Trees. Then and now.
“Since humans have roamed the earth, trees have been considered a sacred part of our existence. For example: Oaks were worshiped by the European Druids, Redwoods are a part of Native American Rituals, Baobabs are a part of African Tribal life. Mediterranean Cultures during the Middle Ages venerated trees in their literature and the Stradivarius Violin was made from the hardwoods that grew only during the “Little Ice Age”, producing music that can only come from the violin made from the trees from that place in time. While we may come and go, the trees remain as markers of the passage of time. “
The present-day human community has other, more practical reasons to admire and honor trees.
Human life could not exist if there were no trees. A mature leafy tree produces as much oxygen in a season as 10 people inhale in a year. What many people don’t realize is the forest also acts as a giant filter that cleans the air we breathe.
Trees help cleanse the air by intercepting airborne particles, reducing heat, and absorbing such pollutants as carbon monoxide, sulfur dioxide, and nitrogen dioxide. Trees remove this air pollution by lowering air temperature, through respiration, and by retaining particulates.
Trees Clean the Soil
The term phytoremediation is the scientific word for the absorption of dangerous chemicals and other pollutants that have entered the soil. Trees can either store harmful pollutants or actually change the pollutant into less harmful forms through their natural process. Trees filter sewage and farm chemicals, reduce the effects of animal wastes, clean roadside spills, and clean water runoff into streams.
Trees Control Noise Pollution
Trees muffle urban noise almost as effectively as stone walls. Trees, planted at strategic points in a neighborhood or around your house, can remove major noises from freeways, airports, streets, etc.
Trees Slow Storm Water Runoff
Flooding can be greatly reduced by a forest or by planting trees. A single Colorado Blue Spruce, either planted or growing wild, can intercept more than 1000 gallons of water annually when fully grown. Underground water-holding aquifers are recharged with this slowing down of water runoff.
Trees Are Carbon Sinks/Storage
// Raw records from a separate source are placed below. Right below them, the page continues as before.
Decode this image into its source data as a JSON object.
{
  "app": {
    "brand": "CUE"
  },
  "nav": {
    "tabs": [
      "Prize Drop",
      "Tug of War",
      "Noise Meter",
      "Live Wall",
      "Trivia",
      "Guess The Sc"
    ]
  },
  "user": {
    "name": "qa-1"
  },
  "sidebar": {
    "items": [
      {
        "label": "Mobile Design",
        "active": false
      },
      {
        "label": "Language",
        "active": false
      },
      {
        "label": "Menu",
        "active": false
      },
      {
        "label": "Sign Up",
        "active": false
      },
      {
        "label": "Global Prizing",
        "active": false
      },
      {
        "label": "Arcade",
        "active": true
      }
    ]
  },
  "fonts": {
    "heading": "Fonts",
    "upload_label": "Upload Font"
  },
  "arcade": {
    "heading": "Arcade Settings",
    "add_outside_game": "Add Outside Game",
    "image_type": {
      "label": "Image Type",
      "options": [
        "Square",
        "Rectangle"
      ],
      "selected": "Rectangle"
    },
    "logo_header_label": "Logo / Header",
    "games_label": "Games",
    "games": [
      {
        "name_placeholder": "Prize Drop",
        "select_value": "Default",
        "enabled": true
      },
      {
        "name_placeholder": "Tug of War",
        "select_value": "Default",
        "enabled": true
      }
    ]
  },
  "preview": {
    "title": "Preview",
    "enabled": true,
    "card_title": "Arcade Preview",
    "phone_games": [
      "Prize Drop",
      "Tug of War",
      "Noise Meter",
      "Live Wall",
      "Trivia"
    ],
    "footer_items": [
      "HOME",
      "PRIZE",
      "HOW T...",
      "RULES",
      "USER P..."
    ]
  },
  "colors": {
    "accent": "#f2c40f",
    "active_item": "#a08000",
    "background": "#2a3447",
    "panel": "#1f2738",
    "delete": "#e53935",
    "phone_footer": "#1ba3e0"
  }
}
To produce its food, a tree absorbs and locks away carbon dioxide in the wood, roots, and leaves. Carbon dioxide is a global warming suspect. A forest is a carbon storage area or a “sink” that can lock up as much carbon as it produces. This locking-up process “stores” carbon as wood and not as greenhouse gases.
Trees Provide Shade and Cooling
Shade and cooling is what trees are best known for. Shade from trees reduces the need for air conditioning in summer. In winter, trees can break the force of winter winds, lowering heating costs. Studies have shown that parts of cities without cooling shade from trees can become “heat islands” with temperatures as much as 12 degrees higher than the surrounding areas without trees.
Trees as Windbreaks
During windy and cold seasons, trees located on the windward side act as windbreaks. A windbreak can lower home heating bills up to 30 percent and have a significant effect on reducing snow drifts. A reduction in wind can also reduce the drying effect on soil and vegetation behind the windbreak and help keep precious topsoil in place.
Trees Fight Soil Erosion
Erosion control has always started with tree and grass planting projects. Tree roots bind the soil and their leaves break the force of wind and rain on soil. Trees fight soil erosion, conserve rainwater, and reduce water runoff and sediment deposit after storms.
At Frontier Tree Services, we take the importance of your trees seriously, and urge you to protect and care for our valuable natural resource, for “now” and for
Chris and the crew just wrapped up our front yard project. They did a great job at buttoning things up and cleaning up afterward. … It really looks great here on our showcase corner.Dennis & Karen
The steps and rocks worked out great. Your team was wonderful and we’ll keep you in mind for future projects.Paul